Read ingredient labels and look for fragrance-free products. Unfortunately, products that have a fragrance to them end up irritating your skin. From lotions, and soaps to detergents. Many lotions tend to have fragrance and alcohol in them, resulting in skin irritations. However, dermatologists favor creams over lotions. You don’t want to over-exfoliate. Over-exfoliating is damaging as it strips the skin of its moisture and natural oils, resulting in itchy, dry, and cracked skin. So try to exfoliate once or twice a week. Protect your hands, it’s very common to get dry, cracked hands. Don’t stop washing or sanitizing your hands, just moisturize your hands more often, and in colder temperatures wear gloves outside.
The best thing to do to combat dry skin in colder months is to invest in a good humidifier. Using a humidifier helps put moisture in the air drastically helping with dry skin.
What if my dry skin isn’t because of cold weather?
As we age our skin produces less oil and people over the age of 40 tend to have naturally drier skin, so you’ll want to moisturize more often. Weather doesn’t necessarily have to do with the weather but can affect certain conditions. The stress of the holidays and drinking more caffeine than usual can make a person who has rosacea worse. Lack of sunlight affects people with psoriasis and eczema tends to flare up and get worse in the summer months since your skin is more irritated by sweat and you may be spending more time in a pool.

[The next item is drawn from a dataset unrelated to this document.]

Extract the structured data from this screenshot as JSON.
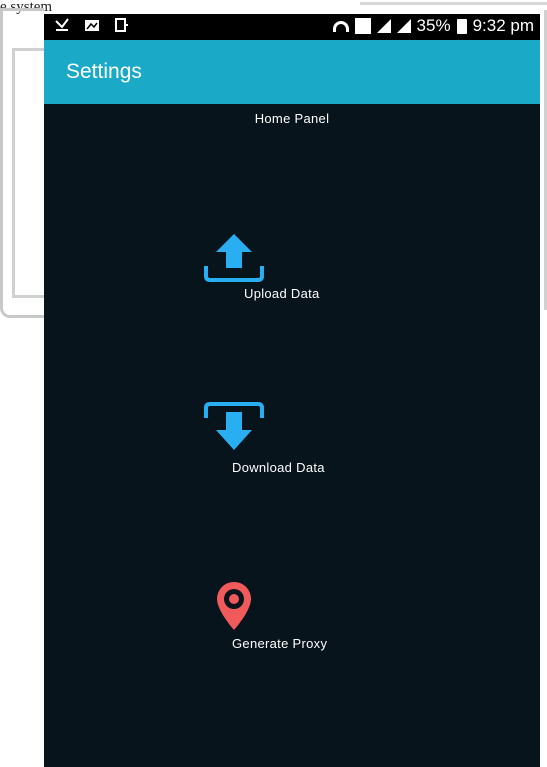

Dry skin can also be a sign of health conditions like diabetes, hypothyroidism, kidney failure, or a nutrition deficiency. If you see that your skin is getting darker in areas where you are scratching, or inflamed skin starts to crust over this could be a bacterial infection. Some over-the-counter hydrocortisone creams may help in certain circumstances, however, it’s always best to see a dermatologist to get checked out.